Employers, Beware of Twitter Trouble!
BackBy Deanna Hartley — September 28, 2009
Chances are you’ve tried your hand at tweeting, texting or social networking. But have you ever stopped to consider the possible repercussions your posts may have?
You’re probably thinking, “How could something as insignificant as an offhand remark in a tweet have a tangible impact on anything?”
After all, a recent white paper by Pear Analytics revealed that roughly 40 percent of all tweets are “pointless babble.”
Well, even the most innocent or mindless posts are capable of generating a backlash of sorts, as evidenced by the growing trend of corporate foot-in-the-mouth syndrome.
In fact, employers across the United States have been taking the heat for careless comments that employees didn’t think twice to post online — and this can sometimes lead not just to embarrassment but also to a noteworthy impact on a company’s bottom line.
I recently read an article in BusinessWeek that described the fine line that companies tread between maximizing the usage of social networks for productive, work-related purposes and monitoring employees’ online messaging to ensure that well-intended posts remain harmless.
Take, for instance, an airline employee who went online to vent about a passenger and threw in a joke or two about faulty jet engines on a plane. The individual’s employer didn’t find these comments funny in the least. Even the slightest amount of bad publicity is likely to cause panic among fliers, which in turn is detrimental to the airline business. The company fired the employee.

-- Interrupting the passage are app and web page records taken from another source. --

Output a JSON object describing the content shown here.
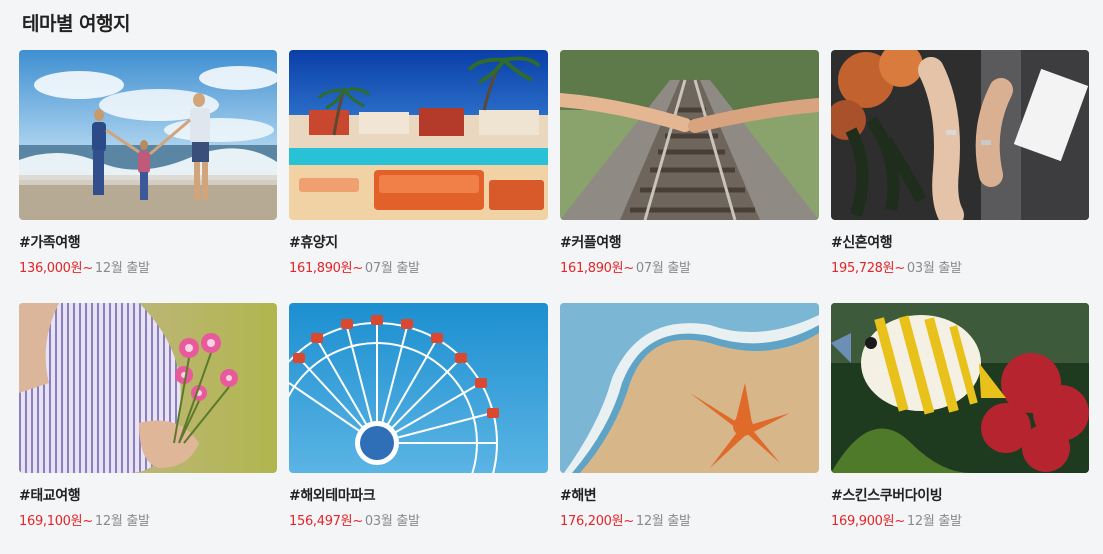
{
  "section_title": "테마별 여행지",
  "cards": [
    {
      "tag": "#가족여행",
      "price": "136,000원~",
      "date": "12월 출발",
      "image": "family-beach-photo"
    },
    {
      "tag": "#휴양지",
      "price": "161,890원~",
      "date": "07월 출발",
      "image": "resort-pool-photo"
    },
    {
      "tag": "#커플여행",
      "price": "161,890원~",
      "date": "07월 출발",
      "image": "couple-railway-photo"
    },
    {
      "tag": "#신혼여행",
      "price": "195,728원~",
      "date": "03월 출발",
      "image": "wedding-rings-photo"
    },
    {
      "tag": "#태교여행",
      "price": "169,100원~",
      "date": "12월 출발",
      "image": "pregnancy-flowers-photo"
    },
    {
      "tag": "#해외테마파크",
      "price": "156,497원~",
      "date": "03월 출발",
      "image": "ferris-wheel-photo"
    },
    {
      "tag": "#해변",
      "price": "176,200원~",
      "date": "12월 출발",
      "image": "starfish-beach-photo"
    },
    {
      "tag": "#스킨스쿠버다이빙",
      "price": "169,900원~",
      "date": "12월 출발",
      "image": "tropical-fish-photo"
    }
  ],
  "colors": {
    "price": "#e52528",
    "date": "#8a8a8a",
    "background": "#f4f5f7"
  }
}
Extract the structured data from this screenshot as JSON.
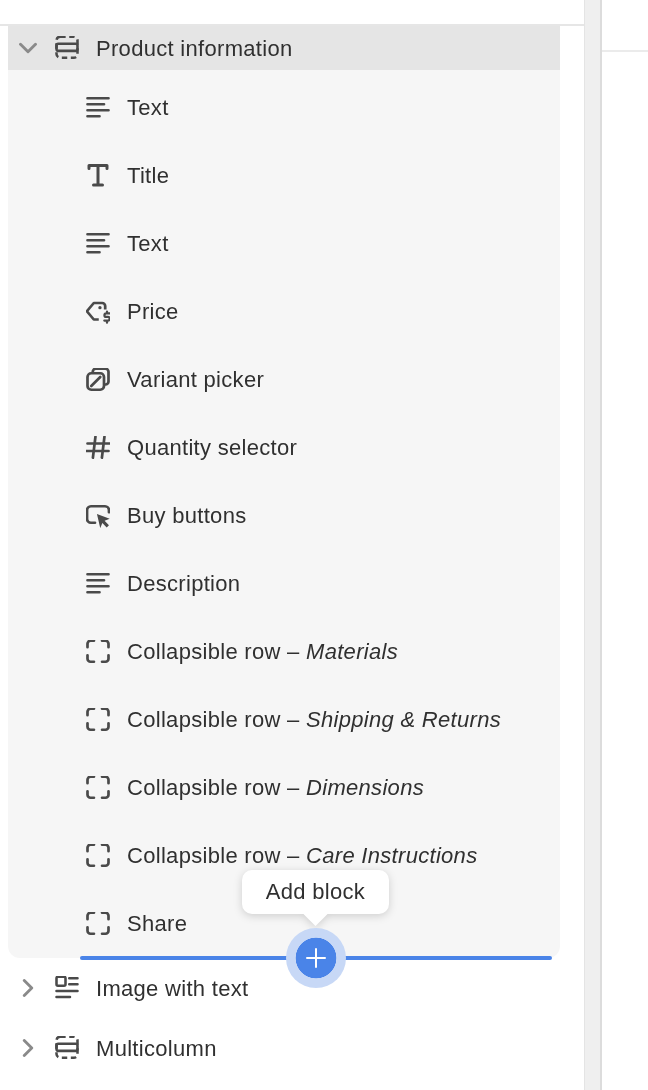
{
  "sections": [
    {
      "kind": "section",
      "title": "Product information",
      "expanded": true,
      "selected": true,
      "blocks": [
        {
          "kind": "text",
          "label": "Text"
        },
        {
          "kind": "title",
          "label": "Title"
        },
        {
          "kind": "text",
          "label": "Text"
        },
        {
          "kind": "price",
          "label": "Price"
        },
        {
          "kind": "variant",
          "label": "Variant picker"
        },
        {
          "kind": "quantity",
          "label": "Quantity selector"
        },
        {
          "kind": "buy",
          "label": "Buy buttons"
        },
        {
          "kind": "text",
          "label": "Description"
        },
        {
          "kind": "block",
          "label": "Collapsible row – *Materials*"
        },
        {
          "kind": "block",
          "label": "Collapsible row – *Shipping & Returns*"
        },
        {
          "kind": "block",
          "label": "Collapsible row – *Dimensions*"
        },
        {
          "kind": "block",
          "label": "Collapsible row – *Care Instructions*"
        },
        {
          "kind": "block",
          "label": "Share"
        }
      ]
    },
    {
      "kind": "image",
      "title": "Image with text",
      "expanded": false,
      "selected": false
    },
    {
      "kind": "section",
      "title": "Multicolumn",
      "expanded": false,
      "selected": false
    }
  ],
  "insert_indicator": {
    "tooltip": "Add block"
  }
}
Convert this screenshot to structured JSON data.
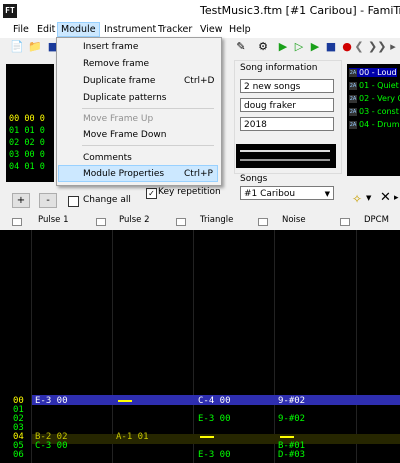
{
  "window": {
    "title": "TestMusic3.ftm [#1 Caribou] - FamiTr",
    "app_icon": "FT"
  },
  "menu": {
    "file": "File",
    "edit": "Edit",
    "module": "Module",
    "instrument": "Instrument",
    "tracker": "Tracker",
    "view": "View",
    "help": "Help"
  },
  "module_menu": {
    "insert_frame": "Insert frame",
    "remove_frame": "Remove frame",
    "duplicate_frame": "Duplicate frame",
    "duplicate_frame_shortcut": "Ctrl+D",
    "duplicate_patterns": "Duplicate patterns",
    "move_frame_up": "Move Frame Up",
    "move_frame_down": "Move Frame Down",
    "comments": "Comments",
    "module_properties": "Module Properties",
    "module_properties_shortcut": "Ctrl+P"
  },
  "frames": {
    "rows": [
      "00 00 0",
      "01 01 0",
      "02 02 0",
      "03 00 0",
      "04 01 0"
    ],
    "add": "+",
    "remove": "-",
    "change_all": "Change all"
  },
  "song_info": {
    "label": "Song information",
    "title": "2 new songs",
    "author": "doug fraker",
    "copyright": "2018",
    "songs_label": "Songs",
    "selected_song": "#1 Caribou"
  },
  "instruments": [
    {
      "num": "00",
      "name": "Loud"
    },
    {
      "num": "01",
      "name": "Quiet"
    },
    {
      "num": "02",
      "name": "Very Q"
    },
    {
      "num": "03",
      "name": "const"
    },
    {
      "num": "04",
      "name": "Drum"
    }
  ],
  "key_repetition": "Key repetition",
  "channels": [
    "Pulse 1",
    "Pulse 2",
    "Triangle",
    "Noise",
    "DPCM"
  ],
  "pattern_rows": [
    {
      "row": "00",
      "p1": "E-3 00",
      "p2": "",
      "tri": "C-4 00",
      "noise": "9-#02"
    },
    {
      "row": "01",
      "p1": "",
      "p2": "",
      "tri": "",
      "noise": ""
    },
    {
      "row": "02",
      "p1": "",
      "p2": "",
      "tri": "E-3 00",
      "noise": "9-#02"
    },
    {
      "row": "03",
      "p1": "",
      "p2": "",
      "tri": "",
      "noise": ""
    },
    {
      "row": "04",
      "p1": "B-2 02",
      "p2": "A-1 01",
      "tri": "",
      "noise": ""
    },
    {
      "row": "05",
      "p1": "C-3 00",
      "p2": "",
      "tri": "",
      "noise": "B-#01"
    },
    {
      "row": "06",
      "p1": "",
      "p2": "",
      "tri": "E-3 00",
      "noise": "D-#03"
    }
  ],
  "colors": {
    "cursor_row": "#2e2eb0",
    "note": "#00ff00",
    "highlight": "#ffff00"
  }
}
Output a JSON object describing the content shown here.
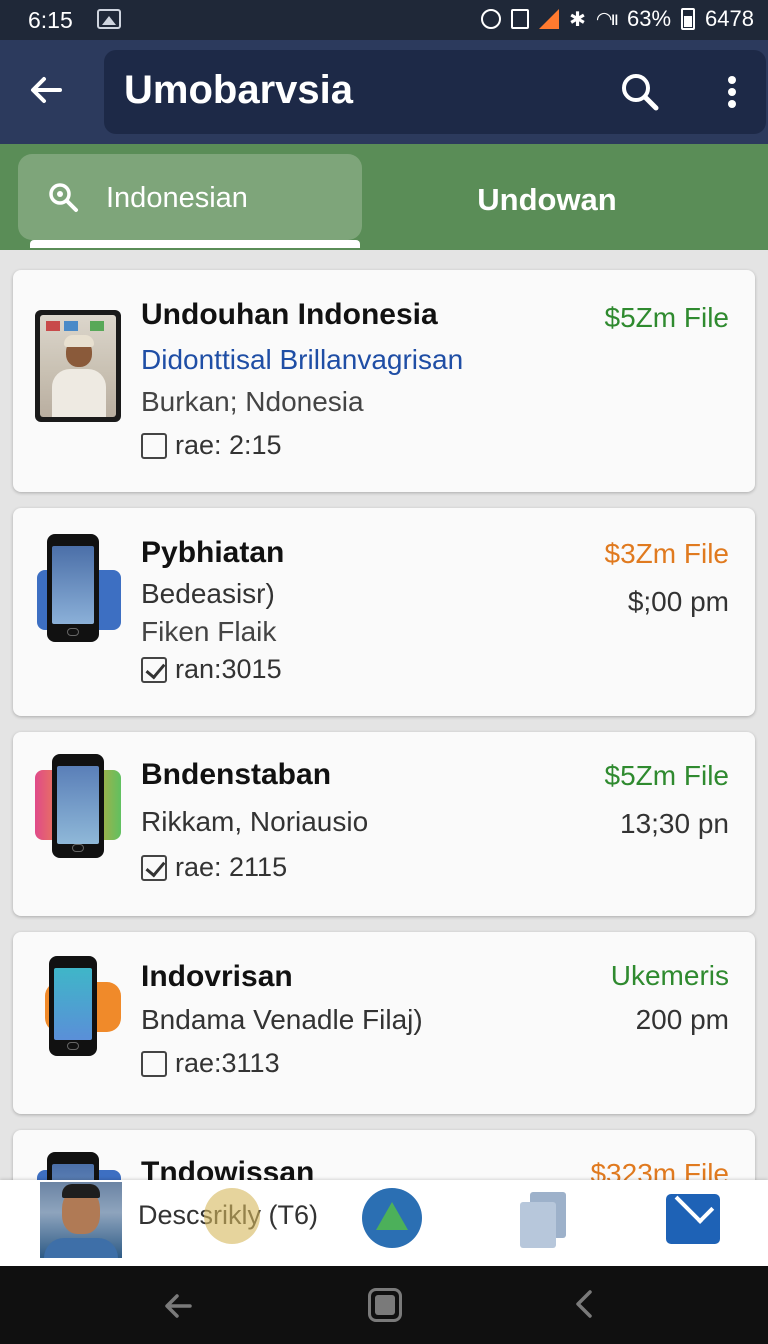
{
  "status_bar": {
    "time": "6:15",
    "battery_percent": "63%",
    "extra": "6478"
  },
  "app_bar": {
    "title": "Umobarvsia",
    "icons": [
      "back-arrow-icon",
      "search-icon",
      "more-vert-icon"
    ]
  },
  "tabs": [
    {
      "label": "Indonesian",
      "active": true,
      "icon": "search-icon"
    },
    {
      "label": "Undowan",
      "active": false
    }
  ],
  "items": [
    {
      "name": "Undouhan Indonesia",
      "subtitle": "Didonttisal Brillanvagrisan",
      "subtitle_is_link": true,
      "location": "Burkan; Ndonesia",
      "meta": "rae: 2:15",
      "checked": false,
      "price": "$5Zm File",
      "price_color": "#2f8a2f",
      "time": "",
      "thumb": "photo"
    },
    {
      "name": "Pybhiatan",
      "subtitle": "Bedeasisr)",
      "subtitle_is_link": false,
      "location": "Fiken Flaik",
      "meta": "ran:3015",
      "checked": true,
      "price": "$3Zm File",
      "price_color": "#e07a1f",
      "time": "$;00 pm",
      "thumb": "phone-blue"
    },
    {
      "name": "Bndenstaban",
      "subtitle": "Rikkam, Noriausio",
      "subtitle_is_link": false,
      "location": "",
      "meta": "rae: 2115",
      "checked": true,
      "price": "$5Zm File",
      "price_color": "#2f8a2f",
      "time": "13;30 pn",
      "thumb": "phone-colorful"
    },
    {
      "name": "Indovrisan",
      "subtitle": "Bndama Venadle Filaj)",
      "subtitle_is_link": false,
      "location": "",
      "meta": "rae:3113",
      "checked": false,
      "price": "Ukemeris",
      "price_color": "#2f8a2f",
      "time": "200 pm",
      "thumb": "phone-orange"
    },
    {
      "name": "Tndowissan",
      "price": "$323m File",
      "price_color": "#e07a1f",
      "thumb": "phone-blue"
    }
  ],
  "bottom_bar": {
    "label": "Descsrikly (T6)",
    "icons": [
      "avatar",
      "coin-icon",
      "drive-icon",
      "copy-icon",
      "mail-icon"
    ]
  },
  "system_nav": {
    "icons": [
      "back-icon",
      "home-icon",
      "recents-icon"
    ]
  }
}
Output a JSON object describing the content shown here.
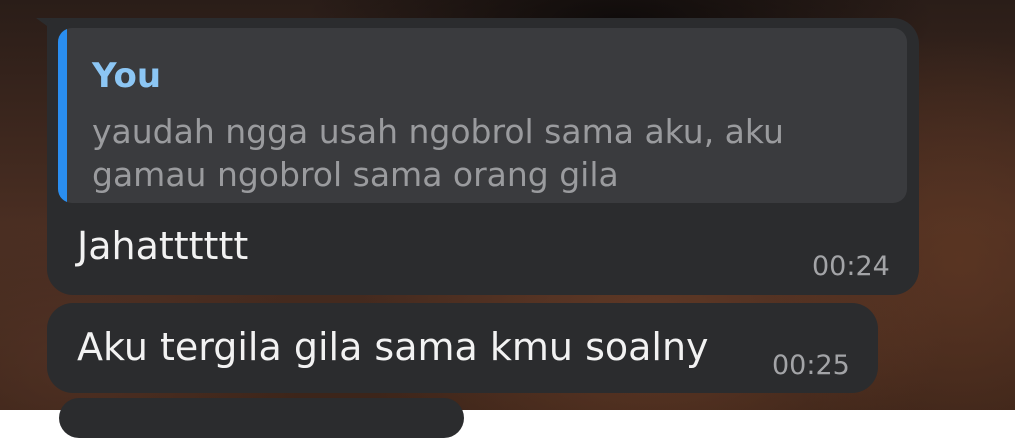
{
  "messages": [
    {
      "reply": {
        "author": "You",
        "text": "yaudah ngga usah ngobrol sama aku, aku gamau ngobrol sama orang gila"
      },
      "text": "Jahatttttt",
      "time": "00:24"
    },
    {
      "text": "Aku tergila gila sama kmu soalny",
      "time": "00:25"
    }
  ],
  "colors": {
    "bubble": "#2b2c2e",
    "reply_box": "#3a3b3e",
    "reply_accent": "#2a8ef0",
    "reply_author": "#8cc6f4",
    "text": "#f2f2f2",
    "time": "#a3a4a7"
  }
}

In another instance, an employee at a technology company reportedly formed an unauthorized chat room to talk in real time about the company’s earnings call — a move that raised a big red flag to company insiders and even triggered immediate response from a crisis management team.
Then, of course, there are simply thoughtless comments, such as PR professional announcing to the world that she would “die” if she had to live in a client’s hometown. Classic foot-in-the-mouth moment!
It’s hard to believe that some of the aforementioned events aren’t fabricated. And this is becoming quite an uphill battle from the perspective of employers.
Embarrassment is one thing — and one could argue a company’s public image can be restored with some damage control — but it’s a totally different story if employees are inadvertently revealing trade secrets or disclosing critical corporate data via electronic mediums much to the chagrin of their employers (that is, if they ever find out about it).
A Computerworld article on this topic cited a Proofpoint Inc. study that revealed how a growing number of executives are becoming wary of their employees unintentionally leaking confidential data in their day-to-day correspondence using tools such as e-mails, social networks and blogs.
The study showed that just in the past year, a third of companies that were surveyed ran into trouble because employees leaked sensitive or embarrassing information through social networking sites, whereas nearly half of respondents said they were concerned about similar occurrences unfolding in the workplace.
It’s for this reason that organizations such as the United States Marine Corps currently forbid individuals from making use of social networking sites on military networks.
So, how does one discern when a tweet, post or electronic message could get out of control? I suppose almost every little snippet of information individuals release into cyberspace has the potential to come back to haunt the user in one way or another.
For example, even something as simple as an employee expressing concerns that there may be layoffs at the company could snowball and have a bottom-line impact, an expert stated in the article.
Many employers have implemented policies and guidelines for those who wish to exploit social networking tools. Others simply rely heavily on employees to employ some degree of common sense, discernment and caution prior to disseminating what’s on their minds, which, as we all know, can be quite a gamble.